Falgoust: I didn’t think highly of Barnes based on his draft position for the first half of his career, but he’s gotten better at a lot of things and is a good defender. You need guys his size who defend wings, some bigger/stronger guys and shoot the 3. And he can go off the bounce and create. Those players are a premium. He’d be perfect for the Pacers with their issues trying to have Sabonis close out the likes of James Harden in space.

Turner isn’t going anywhere, Jeff. Not unless it’s such a no-nonsense deal they can’t refuse.

They gave up 140 to Milwaukee in regulation without him. He cleans up too much. I’ve said sense last season they should sell high on Sabonis. His stock would never be higher. But he’s a fan favorite, is a 2-time All-Star, etc. But that locker room is NOT good right now. At all.

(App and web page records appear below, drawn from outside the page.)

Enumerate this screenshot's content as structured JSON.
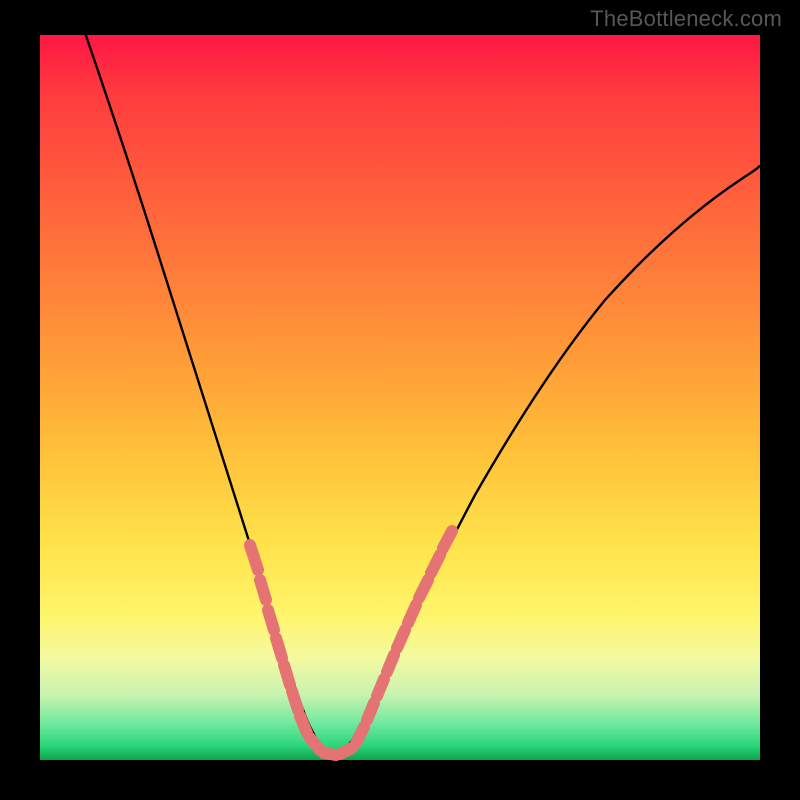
{
  "attribution": "TheBottleneck.com",
  "colors": {
    "black_frame": "#000000",
    "curve": "#000000",
    "overlay_pink": "#e57373",
    "gradient_top": "#ff1744",
    "gradient_bottom": "#0fa44d"
  },
  "chart_data": {
    "type": "line",
    "title": "",
    "xlabel": "",
    "ylabel": "",
    "xlim": [
      0,
      100
    ],
    "ylim": [
      0,
      100
    ],
    "grid": false,
    "legend": false,
    "annotations": [
      "Pink dashed overlay segments highlight portions of the curve near the minimum on both sides."
    ],
    "series": [
      {
        "name": "bottleneck-curve",
        "x": [
          0,
          6,
          10,
          14,
          18,
          22,
          25,
          28,
          30,
          32,
          33.5,
          35,
          36.5,
          38,
          40,
          43,
          47,
          52,
          58,
          65,
          72,
          80,
          88,
          96,
          100
        ],
        "y": [
          108,
          94,
          84,
          74,
          63,
          52,
          42,
          32,
          24,
          16,
          10,
          5,
          2,
          1,
          2,
          6,
          13,
          21,
          30,
          39,
          47,
          55,
          62,
          68,
          71
        ]
      }
    ],
    "highlight_segments": [
      {
        "side": "left",
        "x_range": [
          27,
          35
        ],
        "y_range": [
          35,
          5
        ]
      },
      {
        "side": "right",
        "x_range": [
          40,
          50
        ],
        "y_range": [
          2,
          18
        ]
      }
    ]
  }
}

Rankin: Oubre is craving to find a place to have a meaningful run of years. Not two or three. More like five or six. The Warriors are in a tough spot because Thompson is a huge cog, but who is to say he’s going to come back like the Thompson of old. You’d think he would, but there’s no guarantees in that. Then if he does get back, I’m sure Golden State is going to be extra careful with him.

Falgoust: The Pacers will have to make a decision on Aaron Holiday. He’s been displaced by T.J. McConnell. So if they don’t make a move right now by the deadline, they will by the draft. They have to.

Zillgitt: Holiday is a player who could be sought after by one of the contending groups looking for backcourt depth if larger deals don’t materialize.

This article originally appeared on USA TODAY: NBA trade due date 2021: Breaking down the competitors, pretenders

Jobber Wiki author Frank Long contributed to this report.